Gordon Brown promised every child “the best possible start in
life” as he unveiled his Budget last week. Children’s campaigners
welcome the proposals but they also question how far they will help
the very poor.
Although organisations are confident that the government is “on
track” to meeting its target of cutting by a quarter the 4.4
million children in poverty in 2000 to 3.3 million this year, they
warn that the Budget’s pledges are “helpful”, but not enough.
The government wants the number of children in poverty halved from
the 2000 level by 2010 and abolished altogether by 2020 – a target
that will be missed without more investment to see it through,
Brown’s Budget pledge to raise payments for children under the
child tax credit by 13 per cent over the next three years in line
with earnings were widely welcomed, but critics say benefits –
particularly child benefit – need a greater boost too.
The chancellor’s speech pointed to the rise of child benefit from
the 1997 level of £11 to £17 this April, but Kate Green,
chief executive of Child Poverty Action Group, says a bigger
investment is needed over a longer period.
She says: “The lack of investment in child benefit shows a failure
to consider the most excluded families who are very far below the
median income, who need more support.”
Green highlights the additional needs of families with disabled

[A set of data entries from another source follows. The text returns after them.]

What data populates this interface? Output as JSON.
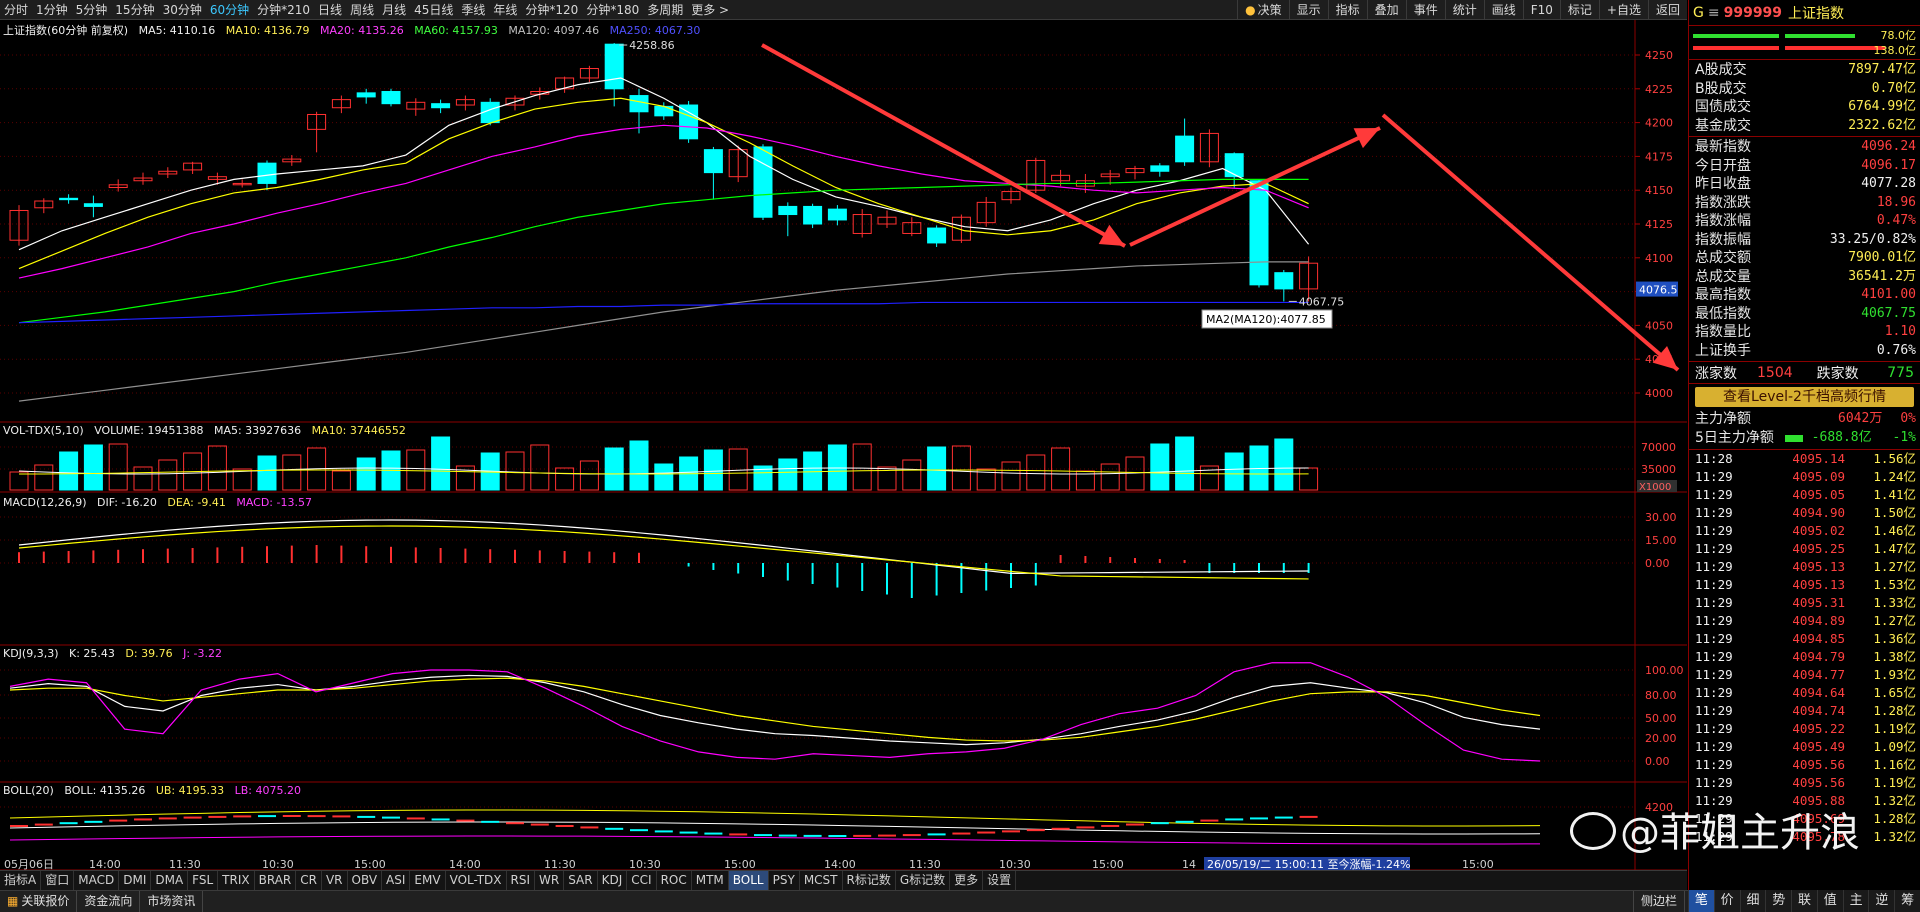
{
  "toolbar": {
    "periods": [
      "分时",
      "1分钟",
      "5分钟",
      "15分钟",
      "30分钟",
      "60分钟",
      "分钟*210",
      "日线",
      "周线",
      "月线",
      "45日线",
      "季线",
      "年线",
      "分钟*120",
      "分钟*180",
      "多周期",
      "更多 >"
    ],
    "active_period": "60分钟",
    "buttons": [
      "决策",
      "显示",
      "指标",
      "叠加",
      "事件",
      "统计",
      "画线",
      "F10",
      "标记",
      "+自选",
      "返回"
    ]
  },
  "main_panel": {
    "title": "上证指数(60分钟 前复权)",
    "ma5": "MA5: 4110.16",
    "ma10": "MA10: 4136.79",
    "ma20": "MA20: 4135.26",
    "ma60": "MA60: 4157.93",
    "ma120": "MA120: 4097.46",
    "ma250": "MA250: 4067.30",
    "high_mark": "4258.86",
    "low_mark": "4067.75",
    "tooltip": "MA2(MA120):4077.85",
    "cursor_price": "4076.5",
    "y_ticks": [
      "4250",
      "4225",
      "4200",
      "4175",
      "4150",
      "4125",
      "4100",
      "4075",
      "4050",
      "4025",
      "4000"
    ]
  },
  "vol_panel": {
    "title": "VOL-TDX(5,10)",
    "volume": "VOLUME: 19451388",
    "ma5": "MA5: 33927636",
    "ma10": "MA10: 37446552",
    "y_ticks": [
      "70000",
      "35000"
    ],
    "unit": "X1000"
  },
  "macd_panel": {
    "title": "MACD(12,26,9)",
    "dif": "DIF: -16.20",
    "dea": "DEA: -9.41",
    "macd": "MACD: -13.57",
    "y_ticks": [
      "30.00",
      "15.00",
      "0.00"
    ]
  },
  "kdj_panel": {
    "title": "KDJ(9,3,3)",
    "k": "K: 25.43",
    "d": "D: 39.76",
    "j": "J: -3.22",
    "y_ticks": [
      "100.00",
      "80.00",
      "50.00",
      "20.00",
      "0.00"
    ]
  },
  "boll_panel": {
    "title": "BOLL(20)",
    "boll": "BOLL: 4135.26",
    "ub": "UB: 4195.33",
    "lb": "LB: 4075.20",
    "y_ticks": [
      "4200"
    ]
  },
  "x_axis": {
    "labels": [
      "05月06日",
      "14:00",
      "11:30",
      "10:30",
      "15:00",
      "14:00",
      "11:30",
      "10:30",
      "15:00",
      "14:00",
      "11:30",
      "10:30",
      "15:00",
      "14"
    ],
    "cursor_info": "26/05/19/二 15:00:11 至今涨幅-1.24%",
    "last_label": "15:00"
  },
  "indicators": [
    "指标A",
    "窗口",
    "MACD",
    "DMI",
    "DMA",
    "FSL",
    "TRIX",
    "BRAR",
    "CR",
    "VR",
    "OBV",
    "ASI",
    "EMV",
    "VOL-TDX",
    "RSI",
    "WR",
    "SAR",
    "KDJ",
    "CCI",
    "ROC",
    "MTM",
    "BOLL",
    "PSY",
    "MCST",
    "R标记数",
    "G标记数",
    "更多",
    "设置"
  ],
  "active_indicator": "BOLL",
  "status_bar": [
    "关联报价",
    "资金流向",
    "市场资讯"
  ],
  "side_label": "侧边栏",
  "right_panel": {
    "code": "999999",
    "name": "上证指数",
    "marker": "G",
    "bar_top": "78.0亿",
    "bar_bottom": "138.0亿",
    "turnover": [
      {
        "k": "A股成交",
        "v": "7897.47亿"
      },
      {
        "k": "B股成交",
        "v": "0.70亿"
      },
      {
        "k": "国债成交",
        "v": "6764.99亿"
      },
      {
        "k": "基金成交",
        "v": "2322.62亿"
      }
    ],
    "stats": [
      {
        "k": "最新指数",
        "v": "4096.24",
        "c": "red"
      },
      {
        "k": "今日开盘",
        "v": "4096.17",
        "c": "red"
      },
      {
        "k": "昨日收盘",
        "v": "4077.28",
        "c": "white"
      },
      {
        "k": "指数涨跌",
        "v": "18.96",
        "c": "red"
      },
      {
        "k": "指数涨幅",
        "v": "0.47%",
        "c": "red"
      },
      {
        "k": "指数振幅",
        "v": "33.25/0.82%",
        "c": "white"
      },
      {
        "k": "总成交额",
        "v": "7900.01亿",
        "c": "yellow"
      },
      {
        "k": "总成交量",
        "v": "36541.2万",
        "c": "yellow"
      },
      {
        "k": "最高指数",
        "v": "4101.00",
        "c": "red"
      },
      {
        "k": "最低指数",
        "v": "4067.75",
        "c": "green"
      },
      {
        "k": "指数量比",
        "v": "1.10",
        "c": "red"
      },
      {
        "k": "上证换手",
        "v": "0.76%",
        "c": "white"
      }
    ],
    "rise_label": "涨家数",
    "rise_value": "1504",
    "fall_label": "跌家数",
    "fall_value": "775",
    "level2": "查看Level-2千档高频行情",
    "main_net_label": "主力净额",
    "main_net_value": "6042万",
    "main_net_pct": "0%",
    "five_day_label": "5日主力净额",
    "five_day_value": "-688.8亿",
    "five_day_pct": "-1%",
    "ticks": [
      {
        "t": "11:28",
        "p": "4095.14",
        "a": "1.56亿"
      },
      {
        "t": "11:29",
        "p": "4095.09",
        "a": "1.24亿"
      },
      {
        "t": "11:29",
        "p": "4095.05",
        "a": "1.41亿"
      },
      {
        "t": "11:29",
        "p": "4094.90",
        "a": "1.50亿"
      },
      {
        "t": "11:29",
        "p": "4095.02",
        "a": "1.46亿"
      },
      {
        "t": "11:29",
        "p": "4095.25",
        "a": "1.47亿"
      },
      {
        "t": "11:29",
        "p": "4095.13",
        "a": "1.27亿"
      },
      {
        "t": "11:29",
        "p": "4095.13",
        "a": "1.53亿"
      },
      {
        "t": "11:29",
        "p": "4095.31",
        "a": "1.33亿"
      },
      {
        "t": "11:29",
        "p": "4094.89",
        "a": "1.27亿"
      },
      {
        "t": "11:29",
        "p": "4094.85",
        "a": "1.36亿"
      },
      {
        "t": "11:29",
        "p": "4094.79",
        "a": "1.38亿"
      },
      {
        "t": "11:29",
        "p": "4094.77",
        "a": "1.93亿"
      },
      {
        "t": "11:29",
        "p": "4094.64",
        "a": "1.65亿"
      },
      {
        "t": "11:29",
        "p": "4094.74",
        "a": "1.28亿"
      },
      {
        "t": "11:29",
        "p": "4095.22",
        "a": "1.19亿"
      },
      {
        "t": "11:29",
        "p": "4095.49",
        "a": "1.09亿"
      },
      {
        "t": "11:29",
        "p": "4095.56",
        "a": "1.16亿"
      },
      {
        "t": "11:29",
        "p": "4095.56",
        "a": "1.19亿"
      },
      {
        "t": "11:29",
        "p": "4095.88",
        "a": "1.32亿"
      },
      {
        "t": "11:29",
        "p": "4095.69",
        "a": "1.28亿"
      },
      {
        "t": "11:29",
        "p": "4095.78",
        "a": "1.32亿"
      }
    ],
    "tabs": [
      "笔",
      "价",
      "细",
      "势",
      "联",
      "值",
      "主",
      "逆",
      "筹"
    ]
  },
  "watermark": "@菲姐主升浪",
  "colors": {
    "up": "#ff3030",
    "down": "#00ffff",
    "ma5": "#ffffff",
    "ma10": "#ffff00",
    "ma20": "#ff00ff",
    "ma60": "#00ff00",
    "ma120": "#909090",
    "ma250": "#2020ff",
    "arrow": "#ff3a3a"
  }
}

children who experience extra costs for specialist child care and
equipment, and children from ethnic minorities.
Neera Sharma, principal policy officer at Barnardo’s, says Brown

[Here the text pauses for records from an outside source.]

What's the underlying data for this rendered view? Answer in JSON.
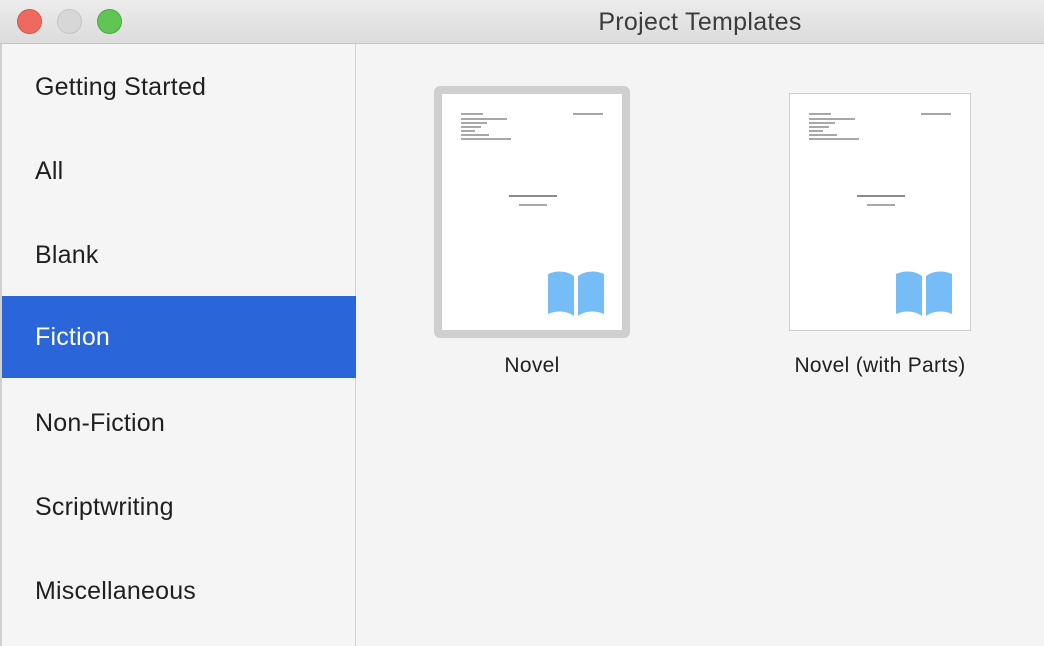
{
  "window": {
    "title": "Project Templates"
  },
  "sidebar": {
    "items": [
      {
        "label": "Getting Started",
        "selected": false
      },
      {
        "label": "All",
        "selected": false
      },
      {
        "label": "Blank",
        "selected": false
      },
      {
        "label": "Fiction",
        "selected": true
      },
      {
        "label": "Non-Fiction",
        "selected": false
      },
      {
        "label": "Scriptwriting",
        "selected": false
      },
      {
        "label": "Miscellaneous",
        "selected": false
      }
    ],
    "selected_color": "#2a65d9"
  },
  "templates": [
    {
      "label": "Novel",
      "selected": true,
      "icon": "book-icon"
    },
    {
      "label": "Novel (with Parts)",
      "selected": false,
      "icon": "book-icon"
    }
  ],
  "colors": {
    "book_icon": "#76bdf8",
    "close": "#ee6a5f",
    "minimize": "#d7d7d7",
    "zoom": "#61c554"
  }
}
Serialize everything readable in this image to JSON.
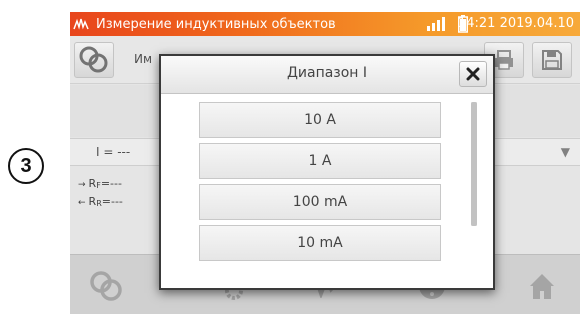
{
  "step_number": "3",
  "status_bar": {
    "title": "Измерение индуктивных объектов",
    "datetime": "14:21 2019.04.10",
    "icons": [
      "meter-logo-icon",
      "signal-icon",
      "battery-icon"
    ]
  },
  "toolbar": {
    "partial_label": "Им",
    "icons": [
      "resistance-mode-icon",
      "print-icon",
      "save-icon"
    ]
  },
  "measurement": {
    "current_value": "I = ---",
    "rf_reading": "---",
    "rr_reading": "---"
  },
  "dialog": {
    "title": "Диапазон I",
    "options": [
      "10 A",
      "1 A",
      "100 mA",
      "10 mA"
    ]
  },
  "bottom_nav": {
    "icons": [
      "resistance-icon",
      "settings-icon",
      "waveform-icon",
      "help-icon",
      "home-icon"
    ]
  },
  "colors": {
    "status_bar_start": "#e8451c",
    "status_bar_end": "#f7a93a",
    "dialog_border": "#3a3a3a",
    "background": "#f2f2f2"
  }
}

has “targeted middle England” to the detriment of poorer
Under the Budget’s proposals, families on the median income of
£23,400 a year will be £5 a week better off, but Sharma
warns that those on income support will still struggle.
She says: “The level of income support has gone up so little in
relative terms, rising by just 50p in April. The rise in child tax
credit could end up subsidising parents because their benefit
levels are so low.”
Sharma also predicts some parents may experience difficulties in
finding work that pays enough to “take advantage” of the child tax
credit rise. She adds: “Those from ethnic minority communities are
at risk of being excluded because they are more likely to live in
areas of high unemployment.”
In the Budget, Brown pledged to extend the £2,000 incentive to
return to work for lone parents in the first year to new areas, but
Sharma argues that some parents could end up in low-paid
“Lone parents should have a choice, rather than being forced into
poorly paid work because there is no other option,” she says.
“There is also the issue about the quality of children’s lives as
well as tackling poverty. If lone parents feel they can provide
better child care themselves, they should get the support they
Charity One Parent Families predicts that further child tax credit
increases will be “essential” if the government is to achieve its
But the Institute for Fiscal Studies believes the government may
not have much “spare” money to devote to further increases. A
spokesperson says: “Although the Budget benefits the poorest 3.6
million children, it has to be sustainable as the future is
Sharma points to the need for the government to draw up a financial
strategy for reducing child poverty. “While the target is clear,
there is no detailed vision on how to reach it,” she says. “The
positive proposals in the Budget could provide the building blocks
on how to take this forward.”
- Extension of the child trust fund from primary to secondary
- Rise in child element in child tax credit by 13 per cent over
- 3,500 children’s centres by 2010.
- 15 hours’ free nursery education from 2007.
- One million new child care places.
- VAT refund for local councils on children’s centres and